The Reflection principle says that peoples' inner selves are linked in some mysterious way to the world around them. While I don't accept this as it stands, I do believe there is an important idea involved here. The multiplicity and complexity of the causal links between people and the world around them, links which are to a large extent unmediated by our conscious personalities, is something few people really accept; most people, most of the time, have a greatly exaggerated sense of their own rationality and their understanding of and control over themselves. And while I am not a fan of behaviourist psychology in general, when it comes to understanding oneself a behaviourist approach (looking at the world around you rather than introspecting) at least has the advantage of guaranteeing some kind of objectivity.

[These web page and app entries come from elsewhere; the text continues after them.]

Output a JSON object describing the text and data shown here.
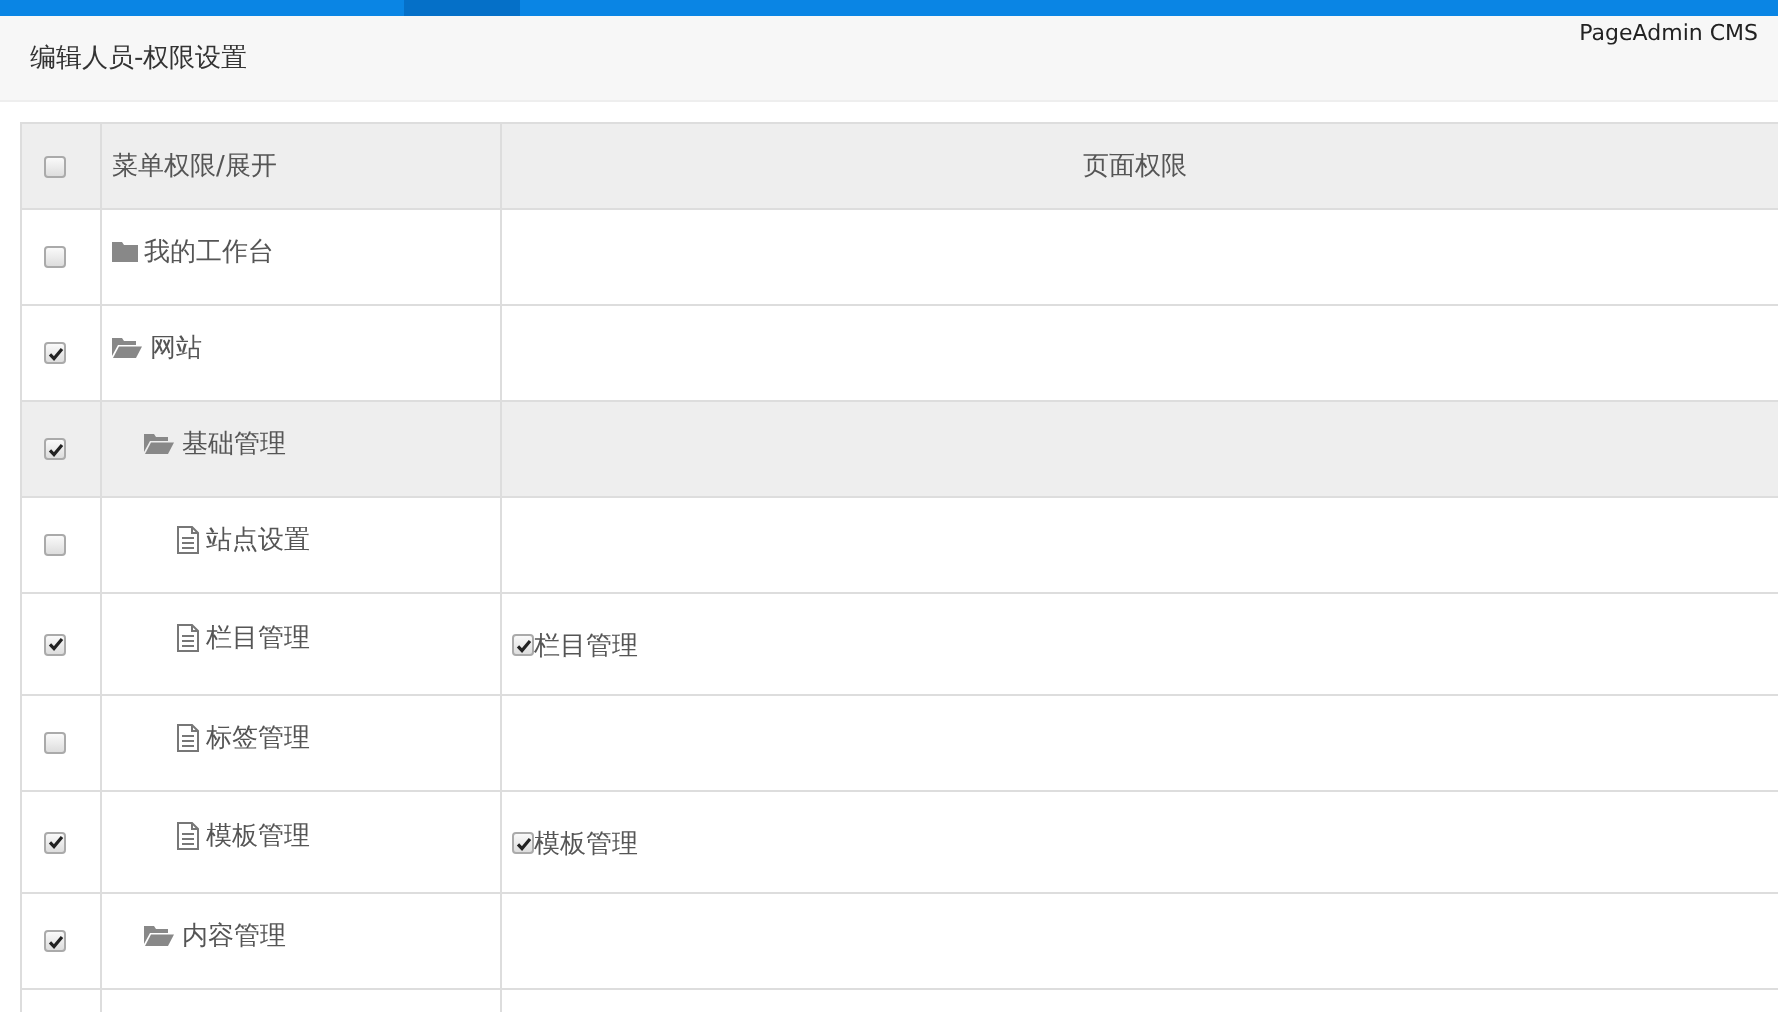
{
  "brand": "PageAdmin CMS",
  "page_title": "编辑人员-权限设置",
  "table": {
    "select_all": {
      "checked": false
    },
    "columns": [
      "菜单权限/展开",
      "页面权限"
    ],
    "rows": [
      {
        "label": "我的工作台",
        "kind": "folder",
        "expanded": false,
        "checked": false,
        "highlighted": false
      },
      {
        "label": "网站",
        "kind": "folder",
        "expanded": true,
        "checked": true,
        "highlighted": false,
        "children": [
          {
            "label": "基础管理",
            "kind": "folder",
            "expanded": true,
            "checked": true,
            "highlighted": true,
            "children": [
              {
                "label": "站点设置",
                "kind": "page",
                "checked": false,
                "highlighted": false
              },
              {
                "label": "栏目管理",
                "kind": "page",
                "checked": true,
                "highlighted": false,
                "page_permissions": [
                  {
                    "label": "栏目管理",
                    "checked": true
                  }
                ]
              },
              {
                "label": "标签管理",
                "kind": "page",
                "checked": false,
                "highlighted": false
              },
              {
                "label": "模板管理",
                "kind": "page",
                "checked": true,
                "highlighted": false,
                "page_permissions": [
                  {
                    "label": "模板管理",
                    "checked": true
                  }
                ]
              }
            ]
          },
          {
            "label": "内容管理",
            "kind": "folder",
            "expanded": true,
            "checked": true,
            "highlighted": false
          }
        ]
      }
    ]
  }
}
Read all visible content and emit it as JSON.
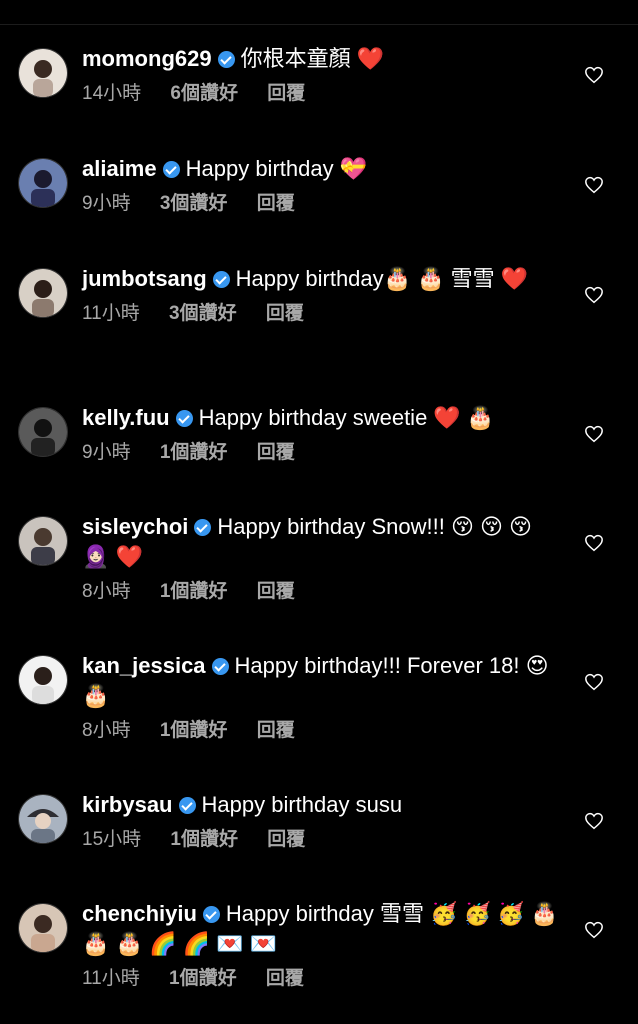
{
  "comments": [
    {
      "username": "momong629",
      "text": "你根本童顏 ❤️",
      "time": "14小時",
      "likes": "6個讚好",
      "reply": "回覆"
    },
    {
      "username": "aliaime",
      "text": "Happy birthday 💝",
      "time": "9小時",
      "likes": "3個讚好",
      "reply": "回覆"
    },
    {
      "username": "jumbotsang",
      "text": "Happy birthday🎂 🎂 雪雪 ❤️",
      "time": "11小時",
      "likes": "3個讚好",
      "reply": "回覆"
    },
    {
      "username": "kelly.fuu",
      "text": "Happy birthday sweetie ❤️ 🎂",
      "time": "9小時",
      "likes": "1個讚好",
      "reply": "回覆"
    },
    {
      "username": "sisleychoi",
      "text": "Happy birthday Snow!!! 😚 😚 😚 🧕🏻 ❤️",
      "time": "8小時",
      "likes": "1個讚好",
      "reply": "回覆"
    },
    {
      "username": "kan_jessica",
      "text": "Happy birthday!!! Forever 18! 😍 🎂",
      "time": "8小時",
      "likes": "1個讚好",
      "reply": "回覆"
    },
    {
      "username": "kirbysau",
      "text": "Happy birthday susu",
      "time": "15小時",
      "likes": "1個讚好",
      "reply": "回覆"
    },
    {
      "username": "chenchiyiu",
      "text": "Happy birthday 雪雪 🥳 🥳 🥳 🎂 🎂 🎂 🌈 🌈 💌 💌",
      "time": "11小時",
      "likes": "1個讚好",
      "reply": "回覆"
    }
  ],
  "colors": {
    "background": "#000000",
    "meta": "#a8a8a8",
    "verified": "#3897f0"
  },
  "icons": {
    "verified": "verified-badge-icon",
    "like": "heart-outline-icon",
    "avatar": "user-avatar"
  }
}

Most of Merritt's ideas about illness and relationships make sense viewed within a (sufficiently sophisticated) causal perspective. The importance of unconscious psychological factors in illness (and their neglect by modern medicine) is fairly broadly accepted these days, and that the functioning of relationships is often independent of conscious decisions by the participants is pretty obvious. Of course not all his examples are susceptible to this kind of analysis; as I said before there are coincidences and events that have no explanation at the level of the individual. To suggest that everyone who dies from a heart attack really wanted to die does seem to me to be preposterous.
I stick absolutely to a causal notion of responsibility. But again I agree with much of Merritt's general view, and in particular his critique of popular attitudes to responsibility (both in public law and in personal relationships). I do think his idea that everyone involved in an event is 100% responsible for it is too vague and imprecise to be really useful. It seems to me that the critical fact is that, in general, causality is not additive. In particular, if events X and Y are both necessary for event Z, and X and Y are different kinds of events/entities, then it makes no sense whatsoever to say that "X is 20% responsible and Y is 80% responsible". It is even clearer that it makes no sense when X and Y are people (ie themselves extremely complex bundles of causal links).

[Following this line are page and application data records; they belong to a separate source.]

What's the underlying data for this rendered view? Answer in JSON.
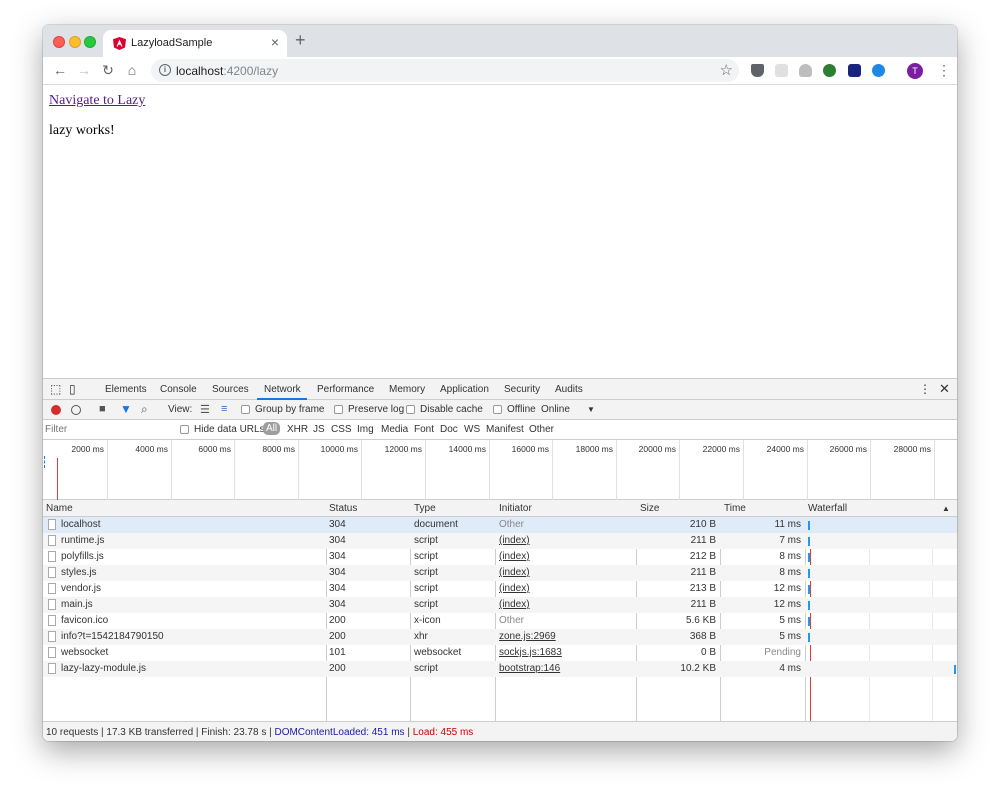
{
  "browser": {
    "tab_title": "LazyloadSample",
    "close": "×",
    "new_tab": "+",
    "url_host": "localhost",
    "url_path": ":4200/lazy",
    "avatar_initial": "T"
  },
  "page": {
    "link_text": "Navigate to Lazy",
    "body_text": "lazy works!"
  },
  "devtools": {
    "tabs": [
      "Elements",
      "Console",
      "Sources",
      "Network",
      "Performance",
      "Memory",
      "Application",
      "Security",
      "Audits"
    ],
    "active_tab": "Network",
    "toolbar": {
      "view_label": "View:",
      "group_by_frame": "Group by frame",
      "preserve_log": "Preserve log",
      "disable_cache": "Disable cache",
      "offline": "Offline",
      "throttle": "Online"
    },
    "filter": {
      "placeholder": "Filter",
      "hide_data_urls": "Hide data URLs",
      "types": [
        "All",
        "XHR",
        "JS",
        "CSS",
        "Img",
        "Media",
        "Font",
        "Doc",
        "WS",
        "Manifest",
        "Other"
      ]
    },
    "overview_ticks": [
      "2000 ms",
      "4000 ms",
      "6000 ms",
      "8000 ms",
      "10000 ms",
      "12000 ms",
      "14000 ms",
      "16000 ms",
      "18000 ms",
      "20000 ms",
      "22000 ms",
      "24000 ms",
      "26000 ms",
      "28000 ms"
    ],
    "columns": [
      "Name",
      "Status",
      "Type",
      "Initiator",
      "Size",
      "Time",
      "Waterfall"
    ],
    "rows": [
      {
        "name": "localhost",
        "status": "304",
        "type": "document",
        "initiator": "Other",
        "size": "210 B",
        "time": "11 ms"
      },
      {
        "name": "runtime.js",
        "status": "304",
        "type": "script",
        "initiator": "(index)",
        "size": "211 B",
        "time": "7 ms"
      },
      {
        "name": "polyfills.js",
        "status": "304",
        "type": "script",
        "initiator": "(index)",
        "size": "212 B",
        "time": "8 ms"
      },
      {
        "name": "styles.js",
        "status": "304",
        "type": "script",
        "initiator": "(index)",
        "size": "211 B",
        "time": "8 ms"
      },
      {
        "name": "vendor.js",
        "status": "304",
        "type": "script",
        "initiator": "(index)",
        "size": "213 B",
        "time": "12 ms"
      },
      {
        "name": "main.js",
        "status": "304",
        "type": "script",
        "initiator": "(index)",
        "size": "211 B",
        "time": "12 ms"
      },
      {
        "name": "favicon.ico",
        "status": "200",
        "type": "x-icon",
        "initiator": "Other",
        "size": "5.6 KB",
        "time": "5 ms"
      },
      {
        "name": "info?t=1542184790150",
        "status": "200",
        "type": "xhr",
        "initiator": "zone.js:2969",
        "size": "368 B",
        "time": "5 ms"
      },
      {
        "name": "websocket",
        "status": "101",
        "type": "websocket",
        "initiator": "sockjs.js:1683",
        "size": "0 B",
        "time": "Pending"
      },
      {
        "name": "lazy-lazy-module.js",
        "status": "200",
        "type": "script",
        "initiator": "bootstrap:146",
        "size": "10.2 KB",
        "time": "4 ms"
      }
    ],
    "summary": {
      "main": "10 requests | 17.3 KB transferred | Finish: 23.78 s | ",
      "dcl": "DOMContentLoaded: 451 ms",
      "sep": " | ",
      "load": "Load: 455 ms"
    }
  }
}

The one thing about Reflection that worries me most is the same thing that distresses me about other similar ways of looking at the world (for example Stoicism or certain Indian religions). This is the idea that people get what they need/deserve and just have to adjust their "wants". (The other way of wording this is to say that anyone can achieve anything if only they want it enough.) This may work reasonably well for denizens of middle America (or middle class Australia), but I find the idea of someone telling a starving sub-Saharan farmer that he is starving to death because he doesn't really want/need to live intensely abhorrent. Although the author certainly doesn't use it that way, his ideas, because of their basically individualist nature, could easily be turned to apologetics for inequality.

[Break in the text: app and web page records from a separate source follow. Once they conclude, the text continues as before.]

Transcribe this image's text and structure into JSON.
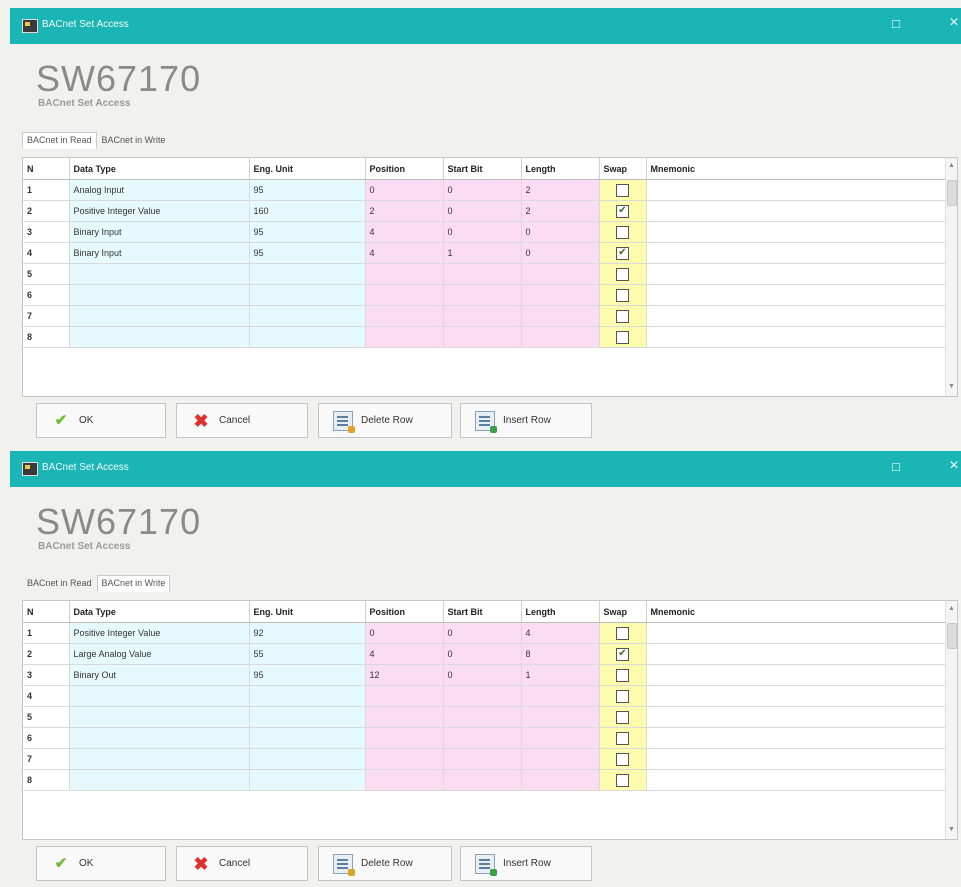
{
  "windows": [
    {
      "title": "BACnet Set Access",
      "product": "SW67170",
      "subtitle": "BACnet Set Access",
      "tabs": [
        {
          "label": "BACnet in Read",
          "active": true
        },
        {
          "label": "BACnet in Write",
          "active": false
        }
      ],
      "columns": [
        "N",
        "Data Type",
        "Eng. Unit",
        "Position",
        "Start Bit",
        "Length",
        "Swap",
        "Mnemonic"
      ],
      "rows": [
        {
          "n": "1",
          "data_type": "Analog Input",
          "eng_unit": "95",
          "position": "0",
          "start_bit": "0",
          "length": "2",
          "swap": false,
          "mnemonic": ""
        },
        {
          "n": "2",
          "data_type": "Positive Integer Value",
          "eng_unit": "160",
          "position": "2",
          "start_bit": "0",
          "length": "2",
          "swap": true,
          "mnemonic": ""
        },
        {
          "n": "3",
          "data_type": "Binary Input",
          "eng_unit": "95",
          "position": "4",
          "start_bit": "0",
          "length": "0",
          "swap": false,
          "mnemonic": ""
        },
        {
          "n": "4",
          "data_type": "Binary Input",
          "eng_unit": "95",
          "position": "4",
          "start_bit": "1",
          "length": "0",
          "swap": true,
          "mnemonic": ""
        },
        {
          "n": "5",
          "data_type": "",
          "eng_unit": "",
          "position": "",
          "start_bit": "",
          "length": "",
          "swap": false,
          "mnemonic": ""
        },
        {
          "n": "6",
          "data_type": "",
          "eng_unit": "",
          "position": "",
          "start_bit": "",
          "length": "",
          "swap": false,
          "mnemonic": ""
        },
        {
          "n": "7",
          "data_type": "",
          "eng_unit": "",
          "position": "",
          "start_bit": "",
          "length": "",
          "swap": false,
          "mnemonic": ""
        },
        {
          "n": "8",
          "data_type": "",
          "eng_unit": "",
          "position": "",
          "start_bit": "",
          "length": "",
          "swap": false,
          "mnemonic": ""
        }
      ],
      "buttons": {
        "ok": "OK",
        "cancel": "Cancel",
        "delete_row": "Delete Row",
        "insert_row": "Insert Row"
      }
    },
    {
      "title": "BACnet Set Access",
      "product": "SW67170",
      "subtitle": "BACnet Set Access",
      "tabs": [
        {
          "label": "BACnet in Read",
          "active": false
        },
        {
          "label": "BACnet in Write",
          "active": true
        }
      ],
      "columns": [
        "N",
        "Data Type",
        "Eng. Unit",
        "Position",
        "Start Bit",
        "Length",
        "Swap",
        "Mnemonic"
      ],
      "rows": [
        {
          "n": "1",
          "data_type": "Positive Integer Value",
          "eng_unit": "92",
          "position": "0",
          "start_bit": "0",
          "length": "4",
          "swap": false,
          "mnemonic": ""
        },
        {
          "n": "2",
          "data_type": "Large Analog Value",
          "eng_unit": "55",
          "position": "4",
          "start_bit": "0",
          "length": "8",
          "swap": true,
          "mnemonic": ""
        },
        {
          "n": "3",
          "data_type": "Binary Out",
          "eng_unit": "95",
          "position": "12",
          "start_bit": "0",
          "length": "1",
          "swap": false,
          "mnemonic": ""
        },
        {
          "n": "4",
          "data_type": "",
          "eng_unit": "",
          "position": "",
          "start_bit": "",
          "length": "",
          "swap": false,
          "mnemonic": ""
        },
        {
          "n": "5",
          "data_type": "",
          "eng_unit": "",
          "position": "",
          "start_bit": "",
          "length": "",
          "swap": false,
          "mnemonic": ""
        },
        {
          "n": "6",
          "data_type": "",
          "eng_unit": "",
          "position": "",
          "start_bit": "",
          "length": "",
          "swap": false,
          "mnemonic": ""
        },
        {
          "n": "7",
          "data_type": "",
          "eng_unit": "",
          "position": "",
          "start_bit": "",
          "length": "",
          "swap": false,
          "mnemonic": ""
        },
        {
          "n": "8",
          "data_type": "",
          "eng_unit": "",
          "position": "",
          "start_bit": "",
          "length": "",
          "swap": false,
          "mnemonic": ""
        }
      ],
      "buttons": {
        "ok": "OK",
        "cancel": "Cancel",
        "delete_row": "Delete Row",
        "insert_row": "Insert Row"
      }
    }
  ],
  "colors": {
    "titlebar": "#1bb5b5",
    "data_type_col": "#e6fafd",
    "position_col": "#fbdcf3",
    "swap_col": "#fdfcae"
  },
  "icons": [
    "app-icon",
    "maximize-icon",
    "close-icon",
    "checkmark-icon",
    "cancel-x-icon",
    "delete-row-icon",
    "insert-row-icon"
  ]
}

As you've probably gathered, Reflection wasn't really my cup of tea. Its lack of the usual paraphernalia of most New Age mysticism means it will probably not gain a great audience there. As an attempt to employ a logical approach to the illogical it will probably annoy everyone a bit.